Available data START

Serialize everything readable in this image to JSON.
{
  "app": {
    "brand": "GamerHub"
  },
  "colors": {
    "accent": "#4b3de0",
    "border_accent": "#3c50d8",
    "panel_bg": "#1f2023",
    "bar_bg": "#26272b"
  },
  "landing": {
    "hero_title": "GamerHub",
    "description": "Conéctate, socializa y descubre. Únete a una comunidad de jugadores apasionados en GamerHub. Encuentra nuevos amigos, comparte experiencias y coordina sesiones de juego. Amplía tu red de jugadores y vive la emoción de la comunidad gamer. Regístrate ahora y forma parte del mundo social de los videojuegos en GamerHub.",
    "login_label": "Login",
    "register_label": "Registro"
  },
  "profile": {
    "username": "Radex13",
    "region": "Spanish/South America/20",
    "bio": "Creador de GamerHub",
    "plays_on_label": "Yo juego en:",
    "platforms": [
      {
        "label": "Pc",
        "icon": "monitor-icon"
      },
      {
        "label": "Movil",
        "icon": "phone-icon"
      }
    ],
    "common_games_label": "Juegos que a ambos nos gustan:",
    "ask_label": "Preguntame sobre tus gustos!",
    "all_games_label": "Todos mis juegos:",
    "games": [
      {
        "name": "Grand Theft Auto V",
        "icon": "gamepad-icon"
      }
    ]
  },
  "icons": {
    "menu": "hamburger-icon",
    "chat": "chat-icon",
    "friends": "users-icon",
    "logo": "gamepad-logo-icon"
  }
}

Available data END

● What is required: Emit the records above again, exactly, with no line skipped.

● Exercise answer:
Serialize everything readable in this image to JSON.
{
  "app": {
    "brand": "GamerHub"
  },
  "colors": {
    "accent": "#4b3de0",
    "border_accent": "#3c50d8",
    "panel_bg": "#1f2023",
    "bar_bg": "#26272b"
  },
  "landing": {
    "hero_title": "GamerHub",
    "description": "Conéctate, socializa y descubre. Únete a una comunidad de jugadores apasionados en GamerHub. Encuentra nuevos amigos, comparte experiencias y coordina sesiones de juego. Amplía tu red de jugadores y vive la emoción de la comunidad gamer. Regístrate ahora y forma parte del mundo social de los videojuegos en GamerHub.",
    "login_label": "Login",
    "register_label": "Registro"
  },
  "profile": {
    "username": "Radex13",
    "region": "Spanish/South America/20",
    "bio": "Creador de GamerHub",
    "plays_on_label": "Yo juego en:",
    "platforms": [
      {
        "label": "Pc",
        "icon": "monitor-icon"
      },
      {
        "label": "Movil",
        "icon": "phone-icon"
      }
    ],
    "common_games_label": "Juegos que a ambos nos gustan:",
    "ask_label": "Preguntame sobre tus gustos!",
    "all_games_label": "Todos mis juegos:",
    "games": [
      {
        "name": "Grand Theft Auto V",
        "icon": "gamepad-icon"
      }
    ]
  },
  "icons": {
    "menu": "hamburger-icon",
    "chat": "chat-icon",
    "friends": "users-icon",
    "logo": "gamepad-logo-icon"
  }
}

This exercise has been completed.